An imaginary number is a number whose square is negative. Every imaginary number can be written in the form ib where b is a real number and i is the imaginary unit, √-1, with the property that i 2 = -1. For example, √-16 is an imaginary number, since √-16 = √-1.√16 can be written as 4i.
Imaginary numbers are complex numbers in which the real part is zero. In the representation of complex numbers on the complex plane (Argand diagram), imaginary numbers lie on the y-axis.

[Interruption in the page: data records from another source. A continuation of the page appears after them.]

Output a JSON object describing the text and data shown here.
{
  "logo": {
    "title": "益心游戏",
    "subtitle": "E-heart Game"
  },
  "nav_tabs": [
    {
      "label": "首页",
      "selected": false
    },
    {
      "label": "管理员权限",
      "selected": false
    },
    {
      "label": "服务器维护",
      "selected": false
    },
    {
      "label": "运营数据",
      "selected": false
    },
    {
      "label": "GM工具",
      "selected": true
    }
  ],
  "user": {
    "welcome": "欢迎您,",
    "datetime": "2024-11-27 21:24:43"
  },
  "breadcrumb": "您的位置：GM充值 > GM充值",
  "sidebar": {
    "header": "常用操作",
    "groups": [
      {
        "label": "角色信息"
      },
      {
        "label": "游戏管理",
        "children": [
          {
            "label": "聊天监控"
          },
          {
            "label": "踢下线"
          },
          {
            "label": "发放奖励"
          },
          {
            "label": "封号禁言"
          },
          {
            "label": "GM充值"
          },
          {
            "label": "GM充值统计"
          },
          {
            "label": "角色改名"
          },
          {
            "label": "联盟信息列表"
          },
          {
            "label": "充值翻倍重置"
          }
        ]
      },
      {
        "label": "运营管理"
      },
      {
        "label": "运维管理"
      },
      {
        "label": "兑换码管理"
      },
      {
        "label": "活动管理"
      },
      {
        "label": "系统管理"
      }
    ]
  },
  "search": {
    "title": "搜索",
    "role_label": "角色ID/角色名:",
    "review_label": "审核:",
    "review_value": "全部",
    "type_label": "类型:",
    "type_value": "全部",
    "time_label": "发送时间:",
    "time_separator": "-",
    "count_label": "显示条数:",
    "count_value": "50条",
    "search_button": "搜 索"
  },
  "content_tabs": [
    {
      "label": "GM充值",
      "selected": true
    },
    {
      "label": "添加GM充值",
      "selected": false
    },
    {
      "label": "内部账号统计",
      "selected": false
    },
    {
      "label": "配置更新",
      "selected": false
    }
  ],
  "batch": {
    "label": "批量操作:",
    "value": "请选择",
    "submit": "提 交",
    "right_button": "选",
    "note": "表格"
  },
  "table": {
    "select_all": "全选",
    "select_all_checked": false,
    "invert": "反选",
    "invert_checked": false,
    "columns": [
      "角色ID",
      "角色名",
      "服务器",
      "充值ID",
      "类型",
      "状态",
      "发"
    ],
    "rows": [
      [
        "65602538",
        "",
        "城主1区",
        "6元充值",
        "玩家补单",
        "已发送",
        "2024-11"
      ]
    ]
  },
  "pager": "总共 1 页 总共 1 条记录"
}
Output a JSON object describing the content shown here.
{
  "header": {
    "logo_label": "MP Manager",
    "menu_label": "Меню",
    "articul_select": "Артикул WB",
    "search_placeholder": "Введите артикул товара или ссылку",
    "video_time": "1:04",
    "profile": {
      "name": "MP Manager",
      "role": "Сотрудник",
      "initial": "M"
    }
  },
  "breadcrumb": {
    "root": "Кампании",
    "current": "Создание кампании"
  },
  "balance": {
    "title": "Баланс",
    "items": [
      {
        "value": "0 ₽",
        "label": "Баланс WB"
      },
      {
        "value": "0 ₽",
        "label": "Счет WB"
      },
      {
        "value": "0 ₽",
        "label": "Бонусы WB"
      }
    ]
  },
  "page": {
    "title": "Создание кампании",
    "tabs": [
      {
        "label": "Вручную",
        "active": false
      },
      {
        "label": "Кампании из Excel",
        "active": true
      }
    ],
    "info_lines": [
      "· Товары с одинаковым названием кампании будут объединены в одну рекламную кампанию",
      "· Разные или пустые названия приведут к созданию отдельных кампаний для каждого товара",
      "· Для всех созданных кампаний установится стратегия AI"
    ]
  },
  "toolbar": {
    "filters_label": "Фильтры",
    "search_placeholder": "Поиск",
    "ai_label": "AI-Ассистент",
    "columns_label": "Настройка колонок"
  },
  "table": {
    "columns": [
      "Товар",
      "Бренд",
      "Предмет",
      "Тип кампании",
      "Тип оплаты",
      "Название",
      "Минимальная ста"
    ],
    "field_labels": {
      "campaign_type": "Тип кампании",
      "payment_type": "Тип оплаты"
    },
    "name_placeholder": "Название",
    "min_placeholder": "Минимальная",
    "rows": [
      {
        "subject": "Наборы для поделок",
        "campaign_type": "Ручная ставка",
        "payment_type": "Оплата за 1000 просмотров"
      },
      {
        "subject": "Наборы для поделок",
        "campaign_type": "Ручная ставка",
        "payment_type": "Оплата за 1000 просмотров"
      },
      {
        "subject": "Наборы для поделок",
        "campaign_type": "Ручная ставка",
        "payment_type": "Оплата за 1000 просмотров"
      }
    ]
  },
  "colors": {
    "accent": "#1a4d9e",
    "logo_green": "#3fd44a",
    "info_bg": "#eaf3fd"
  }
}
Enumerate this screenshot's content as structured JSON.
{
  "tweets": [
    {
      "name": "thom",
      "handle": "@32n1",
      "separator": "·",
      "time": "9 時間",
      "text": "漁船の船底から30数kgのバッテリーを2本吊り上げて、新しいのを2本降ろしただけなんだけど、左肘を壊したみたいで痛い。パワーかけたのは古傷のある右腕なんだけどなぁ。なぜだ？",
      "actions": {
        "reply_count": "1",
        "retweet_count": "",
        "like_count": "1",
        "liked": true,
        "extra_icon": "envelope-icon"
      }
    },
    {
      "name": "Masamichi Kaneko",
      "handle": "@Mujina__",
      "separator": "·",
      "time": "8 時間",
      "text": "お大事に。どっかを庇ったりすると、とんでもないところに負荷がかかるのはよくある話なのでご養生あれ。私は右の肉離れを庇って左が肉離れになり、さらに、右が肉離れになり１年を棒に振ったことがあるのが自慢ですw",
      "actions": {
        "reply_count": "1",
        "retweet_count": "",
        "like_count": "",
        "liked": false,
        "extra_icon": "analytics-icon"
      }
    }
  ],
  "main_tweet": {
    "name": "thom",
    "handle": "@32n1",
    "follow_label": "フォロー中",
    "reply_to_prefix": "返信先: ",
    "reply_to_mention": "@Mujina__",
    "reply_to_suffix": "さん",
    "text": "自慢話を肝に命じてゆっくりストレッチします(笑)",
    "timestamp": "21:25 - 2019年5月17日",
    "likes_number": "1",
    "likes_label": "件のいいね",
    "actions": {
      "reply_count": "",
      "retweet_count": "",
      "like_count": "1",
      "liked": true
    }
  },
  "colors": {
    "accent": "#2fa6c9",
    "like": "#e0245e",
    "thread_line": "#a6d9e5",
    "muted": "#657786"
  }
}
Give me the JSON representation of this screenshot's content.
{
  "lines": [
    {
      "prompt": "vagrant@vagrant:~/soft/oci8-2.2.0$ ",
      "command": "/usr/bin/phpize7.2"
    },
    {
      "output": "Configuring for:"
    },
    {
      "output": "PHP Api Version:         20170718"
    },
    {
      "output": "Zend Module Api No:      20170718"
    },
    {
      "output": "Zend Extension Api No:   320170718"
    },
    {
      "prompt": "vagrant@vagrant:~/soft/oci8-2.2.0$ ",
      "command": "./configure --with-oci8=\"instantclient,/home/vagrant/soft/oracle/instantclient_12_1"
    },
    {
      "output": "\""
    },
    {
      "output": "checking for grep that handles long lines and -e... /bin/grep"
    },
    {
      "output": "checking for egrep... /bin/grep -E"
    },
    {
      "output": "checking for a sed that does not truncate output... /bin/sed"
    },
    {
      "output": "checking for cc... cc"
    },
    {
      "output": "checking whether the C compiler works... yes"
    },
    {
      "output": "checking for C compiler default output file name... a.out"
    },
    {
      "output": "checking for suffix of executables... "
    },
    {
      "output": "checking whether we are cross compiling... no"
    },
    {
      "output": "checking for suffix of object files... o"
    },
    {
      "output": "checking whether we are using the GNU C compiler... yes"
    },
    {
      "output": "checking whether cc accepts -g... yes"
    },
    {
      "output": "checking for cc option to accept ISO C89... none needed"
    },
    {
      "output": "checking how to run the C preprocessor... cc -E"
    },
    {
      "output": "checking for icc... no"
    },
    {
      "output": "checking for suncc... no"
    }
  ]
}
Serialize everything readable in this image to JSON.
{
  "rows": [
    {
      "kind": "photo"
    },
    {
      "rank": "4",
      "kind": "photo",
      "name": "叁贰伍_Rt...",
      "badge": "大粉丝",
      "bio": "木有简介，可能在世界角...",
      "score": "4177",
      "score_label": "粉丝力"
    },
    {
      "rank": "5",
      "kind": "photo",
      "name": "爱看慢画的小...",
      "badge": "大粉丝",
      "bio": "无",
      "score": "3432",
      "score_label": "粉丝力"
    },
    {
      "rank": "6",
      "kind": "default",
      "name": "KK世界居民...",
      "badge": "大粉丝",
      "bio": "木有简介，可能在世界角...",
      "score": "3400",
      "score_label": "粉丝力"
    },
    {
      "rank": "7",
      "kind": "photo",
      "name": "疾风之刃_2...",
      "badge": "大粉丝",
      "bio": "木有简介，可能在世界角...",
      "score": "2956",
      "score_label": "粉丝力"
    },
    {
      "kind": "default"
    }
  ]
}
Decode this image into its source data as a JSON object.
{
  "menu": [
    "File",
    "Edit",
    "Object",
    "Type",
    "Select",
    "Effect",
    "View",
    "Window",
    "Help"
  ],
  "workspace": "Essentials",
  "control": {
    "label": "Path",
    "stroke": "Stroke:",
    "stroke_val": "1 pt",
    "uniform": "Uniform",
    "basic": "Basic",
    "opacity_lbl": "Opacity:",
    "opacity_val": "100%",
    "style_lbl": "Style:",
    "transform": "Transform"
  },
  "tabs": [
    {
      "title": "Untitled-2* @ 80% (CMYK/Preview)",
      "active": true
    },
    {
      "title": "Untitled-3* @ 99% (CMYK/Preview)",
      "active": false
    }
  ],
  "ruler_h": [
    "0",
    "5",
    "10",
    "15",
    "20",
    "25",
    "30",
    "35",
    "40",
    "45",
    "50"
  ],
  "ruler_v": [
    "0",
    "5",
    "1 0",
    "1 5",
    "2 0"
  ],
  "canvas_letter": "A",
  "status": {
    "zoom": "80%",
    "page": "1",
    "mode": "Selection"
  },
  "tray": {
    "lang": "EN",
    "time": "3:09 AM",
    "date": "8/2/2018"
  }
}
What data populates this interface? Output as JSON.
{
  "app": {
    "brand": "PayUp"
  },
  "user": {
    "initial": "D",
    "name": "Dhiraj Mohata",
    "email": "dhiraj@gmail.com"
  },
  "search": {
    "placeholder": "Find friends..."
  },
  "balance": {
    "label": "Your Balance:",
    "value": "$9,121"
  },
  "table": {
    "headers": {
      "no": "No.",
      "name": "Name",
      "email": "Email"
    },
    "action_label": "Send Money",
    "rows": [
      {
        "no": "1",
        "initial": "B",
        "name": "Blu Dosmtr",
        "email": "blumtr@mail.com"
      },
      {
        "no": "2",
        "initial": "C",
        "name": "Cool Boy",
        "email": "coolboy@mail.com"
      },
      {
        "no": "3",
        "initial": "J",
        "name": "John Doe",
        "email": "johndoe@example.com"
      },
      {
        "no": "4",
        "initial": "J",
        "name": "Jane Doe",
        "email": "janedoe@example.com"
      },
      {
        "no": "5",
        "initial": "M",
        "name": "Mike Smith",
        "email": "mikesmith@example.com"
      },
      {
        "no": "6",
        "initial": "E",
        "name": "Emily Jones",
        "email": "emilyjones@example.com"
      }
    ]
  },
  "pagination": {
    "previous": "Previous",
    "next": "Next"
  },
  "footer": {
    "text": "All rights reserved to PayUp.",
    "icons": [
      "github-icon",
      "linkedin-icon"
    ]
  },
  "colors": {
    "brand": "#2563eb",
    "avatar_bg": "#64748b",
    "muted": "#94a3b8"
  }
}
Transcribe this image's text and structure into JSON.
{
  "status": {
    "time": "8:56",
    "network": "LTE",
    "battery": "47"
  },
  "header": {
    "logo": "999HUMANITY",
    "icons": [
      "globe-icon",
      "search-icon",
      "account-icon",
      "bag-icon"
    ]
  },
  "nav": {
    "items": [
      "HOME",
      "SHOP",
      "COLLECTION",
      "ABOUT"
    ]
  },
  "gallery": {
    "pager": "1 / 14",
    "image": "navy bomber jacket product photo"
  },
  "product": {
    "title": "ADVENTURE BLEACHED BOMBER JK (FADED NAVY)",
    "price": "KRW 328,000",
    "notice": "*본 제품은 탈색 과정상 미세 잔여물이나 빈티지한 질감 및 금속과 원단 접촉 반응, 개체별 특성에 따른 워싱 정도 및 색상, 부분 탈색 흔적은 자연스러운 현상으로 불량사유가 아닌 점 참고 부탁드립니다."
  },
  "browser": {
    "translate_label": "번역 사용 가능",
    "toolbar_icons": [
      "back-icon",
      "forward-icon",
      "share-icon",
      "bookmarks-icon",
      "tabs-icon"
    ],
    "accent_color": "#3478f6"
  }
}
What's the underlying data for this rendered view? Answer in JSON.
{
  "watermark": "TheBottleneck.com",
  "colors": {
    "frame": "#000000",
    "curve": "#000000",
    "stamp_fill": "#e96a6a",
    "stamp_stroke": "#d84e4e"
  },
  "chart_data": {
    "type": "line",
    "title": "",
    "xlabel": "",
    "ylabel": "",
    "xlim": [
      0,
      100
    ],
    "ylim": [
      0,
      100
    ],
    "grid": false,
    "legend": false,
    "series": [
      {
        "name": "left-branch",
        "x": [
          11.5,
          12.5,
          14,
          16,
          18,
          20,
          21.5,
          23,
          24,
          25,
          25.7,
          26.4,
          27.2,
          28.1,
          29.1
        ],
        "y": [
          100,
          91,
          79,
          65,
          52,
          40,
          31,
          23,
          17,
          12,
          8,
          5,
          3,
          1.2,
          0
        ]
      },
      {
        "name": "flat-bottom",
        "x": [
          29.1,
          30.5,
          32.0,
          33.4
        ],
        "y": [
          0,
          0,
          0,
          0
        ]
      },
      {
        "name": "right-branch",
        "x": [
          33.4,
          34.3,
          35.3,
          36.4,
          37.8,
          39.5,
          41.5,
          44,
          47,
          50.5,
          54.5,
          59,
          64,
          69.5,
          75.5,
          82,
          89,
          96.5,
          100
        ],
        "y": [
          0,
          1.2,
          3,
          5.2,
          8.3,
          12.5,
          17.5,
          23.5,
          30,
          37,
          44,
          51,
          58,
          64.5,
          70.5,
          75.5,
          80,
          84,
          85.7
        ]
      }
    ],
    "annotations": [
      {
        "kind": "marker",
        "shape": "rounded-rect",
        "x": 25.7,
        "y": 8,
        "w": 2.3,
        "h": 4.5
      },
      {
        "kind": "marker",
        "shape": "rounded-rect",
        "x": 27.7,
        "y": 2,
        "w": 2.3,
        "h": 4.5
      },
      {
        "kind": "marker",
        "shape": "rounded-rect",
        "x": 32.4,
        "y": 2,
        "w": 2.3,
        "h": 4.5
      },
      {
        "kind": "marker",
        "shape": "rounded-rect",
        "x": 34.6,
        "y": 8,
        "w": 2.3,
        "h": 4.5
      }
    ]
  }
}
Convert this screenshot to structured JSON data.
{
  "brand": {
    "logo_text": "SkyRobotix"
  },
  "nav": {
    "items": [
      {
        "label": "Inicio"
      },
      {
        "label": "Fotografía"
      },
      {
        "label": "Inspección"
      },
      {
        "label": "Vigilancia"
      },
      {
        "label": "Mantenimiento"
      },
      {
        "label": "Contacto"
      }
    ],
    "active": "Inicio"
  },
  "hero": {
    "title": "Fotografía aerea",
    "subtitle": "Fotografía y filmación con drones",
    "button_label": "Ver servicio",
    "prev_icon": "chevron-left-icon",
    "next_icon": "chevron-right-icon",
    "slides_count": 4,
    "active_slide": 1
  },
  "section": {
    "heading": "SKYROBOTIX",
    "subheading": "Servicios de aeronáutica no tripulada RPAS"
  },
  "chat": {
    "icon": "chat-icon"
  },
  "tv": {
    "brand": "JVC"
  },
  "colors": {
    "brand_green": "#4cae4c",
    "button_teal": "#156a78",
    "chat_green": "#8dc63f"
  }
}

The term "imaginary" is unfortunate because it suggests something that has less reality than a "real" number, which isn't the case.